Byrd v. Blue Ridge Rural Electric Cooperative, Inc.

356 U.S. 525 (1958)

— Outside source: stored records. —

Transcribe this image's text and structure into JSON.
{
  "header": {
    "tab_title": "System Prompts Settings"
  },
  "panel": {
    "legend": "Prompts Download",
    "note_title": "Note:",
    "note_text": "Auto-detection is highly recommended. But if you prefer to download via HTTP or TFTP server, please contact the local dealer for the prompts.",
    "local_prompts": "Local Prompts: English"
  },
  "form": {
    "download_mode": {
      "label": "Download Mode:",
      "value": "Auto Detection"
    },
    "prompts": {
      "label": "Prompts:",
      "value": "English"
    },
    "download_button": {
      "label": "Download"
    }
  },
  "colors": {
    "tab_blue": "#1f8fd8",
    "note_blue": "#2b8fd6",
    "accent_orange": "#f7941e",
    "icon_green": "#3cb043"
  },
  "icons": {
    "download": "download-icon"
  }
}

Byrd (P) was injured while connecting power lines. P was an employee of a subcontractor of Blue Ridge Electric Cooperative, Inc. (D). P sued D in federal court in South Carolina for negligence under diversity jurisdiction. P was a citizen of North Carolina, and D was a South Carolina corporation. D defended on a South Carolina law that limited P's award to that of workman's compensation and thus precluded a negligence action. There was a factual dispute as to whether P should be considered a statutory South Carolina employee for purposes of Workman’s Compensation. Under South Carolina common law, such an issue was decided by the trial judge, and federal procedural law required the issue to go to the jury. The trial court refused to allow D's defense. P got the verdict. The Fourth Circuit reversed the jury verdict for P. The Supreme Court reversed and remanded the case to the trial court for a new trial allowing the defense and an opportunity to introduce evidence on the question of whether P was a statutory employee. Under South Carolina law, the issue of immunity from negligence was to be tried by a judge. D claimed that despite the Erie doctrine, South Carolina law cannot be allowed to preclude his right to a jury trial.